Chess improvement for beginners and novice players
The Importance of Defense in Chess
By Susan Polgar
We all like to be in a position to attack freely and look for ways to checkmate our opponents. However, we cannot always get to that position. In fact, at times we end up on the other side of the coin and need to find the right defensive moves to avoid losing or to turn things around.In this column we shall examine four examples of successful defense in dangerous looking positions.
In the position above, white’s Rook and Knight work together well in creating a checkmate threat with Rxh7. How can Black defend against it? The solution is: 1…Nf3+ 2.Kg2 Ng5 and Black is out of danger.
Well, as always the first question that should be asked: What does our opponent want to do? In this case, what is White’s threat? If you look carefully at the position above, you will notice that White threatens with checkmate along the h-file. Let’s try to defend. Does 1…Ng6 defend against the checkmate? Yes, it does against Qh8, but does not against 2.Qh7 checkmate.
How about 1…Rfd8? It prepares the King’s escape with 2.Qh7+ Kf8 3.Qh8+ Ng8. However, the problem then is 2.Qh8 checkmate.
Maybe 1…f6 works as after either 2.Qh8 or 2.Qh7 Black’s King can run away to f7. But in this case White checkmates in two by 2.Be6+ Rf7 3.Qxf7 checkmate.
Therefore, the only correct answer is 1…f5! Now if 2.Qh8+ Kf7 3.Qh5+ Black runs away with g6 4.Qh7+ Ke8.
2.Qh7+ Kf7 3.Bh5+ Kf6. Now if White continues with 4.Rg3, Black can simply defend with 4…Rg8 but even more precise would be simplifying the position with the elegant sacrifice 4…Qxg3!! 5.hxg3 Rh8 (trapping the White Queen)
6.Qxh8 Rxh8 and Black is clearly winning, having an extra Rook.

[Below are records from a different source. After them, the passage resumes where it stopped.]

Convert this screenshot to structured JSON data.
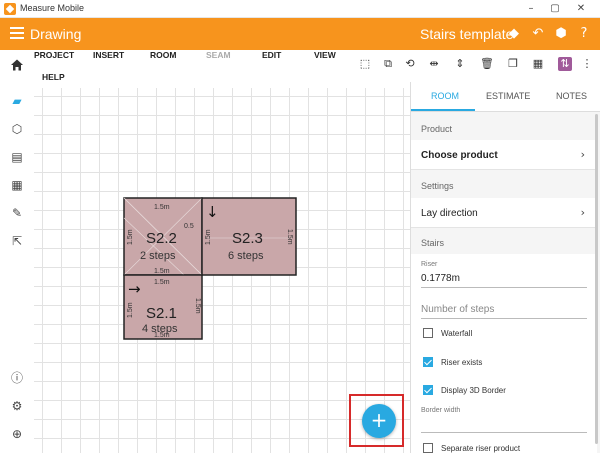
{
  "window": {
    "title": "Measure Mobile",
    "minimize": "–",
    "maximize": "▢",
    "close": "✕"
  },
  "header": {
    "title": "Drawing",
    "template_title": "Stairs template"
  },
  "menu": {
    "items": [
      "PROJECT",
      "INSERT",
      "ROOM",
      "SEAM",
      "EDIT",
      "VIEW",
      "HELP"
    ]
  },
  "drawing": {
    "rooms": [
      {
        "name": "S2.2",
        "steps": "2 steps",
        "top": "1.5m",
        "bottom": "1.5m",
        "left": "1.5m",
        "right": "1.5m",
        "extra": "0.5",
        "arrow": ""
      },
      {
        "name": "S2.3",
        "steps": "6 steps",
        "top": "1.5m",
        "bottom": "",
        "left": "1.5m",
        "right": "1.5m",
        "extra": "",
        "arrow": "↓"
      },
      {
        "name": "S2.1",
        "steps": "4 steps",
        "top": "1.5m",
        "bottom": "1.5m",
        "left": "1.5m",
        "right": "1.5m",
        "extra": "",
        "arrow": "→"
      }
    ],
    "room_fill": "#c9a7a9"
  },
  "panel": {
    "tabs": [
      "ROOM",
      "ESTIMATE",
      "NOTES"
    ],
    "product_section": "Product",
    "choose_product": "Choose product",
    "settings_section": "Settings",
    "lay_direction": "Lay direction",
    "stairs_section": "Stairs",
    "riser_label": "Riser",
    "riser_value": "0.1778m",
    "steps_placeholder": "Number of steps",
    "checkboxes": [
      {
        "label": "Waterfall",
        "checked": false
      },
      {
        "label": "Riser exists",
        "checked": true
      },
      {
        "label": "Display 3D Border",
        "checked": true
      }
    ],
    "border_width_label": "Border width",
    "separate_riser": "Separate riser product"
  },
  "fab": {
    "label": "+"
  },
  "colors": {
    "accent": "#f7941d",
    "blue": "#29a9e1",
    "highlight": "#d62a2a"
  }
}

Do you see what is White’s sneaky plan in the position above? The plan is to checkmate with Qxb7. So as Black, how would you defend against it?
If, 1…Qb6 then Black’s Knight remains unprotected and White can simply capture with 2.Qxe7.
How about blocking the threat with 1…c6? That seems to work except it allows the highly unpleasant pin by 2.Bf4! So what is the solution?
The right answer is: 1…Nc6! and Black is out of danger.
In the final position above, white’ main threat is Qh8 checkmate. Would 1…Kh6 solve the problem?
No, as after 2.Qh8 the King has no escape on g5.
Would 1…g5 work, freeing up the g6 square? Not quite, because after 2.Qf6, Black cannot properly defend against the upcoming Rh8 threat.
Therefore, the only correct solution is: 1…Be5! and if 2.Qg8+ Kh6 3.Qf8+ then 3…Bg7 saves the day.
Remember, if you are under attack, do not panic! Not every attack leads to checkmate if you defend correctly! And always look out for your opponent’s plan.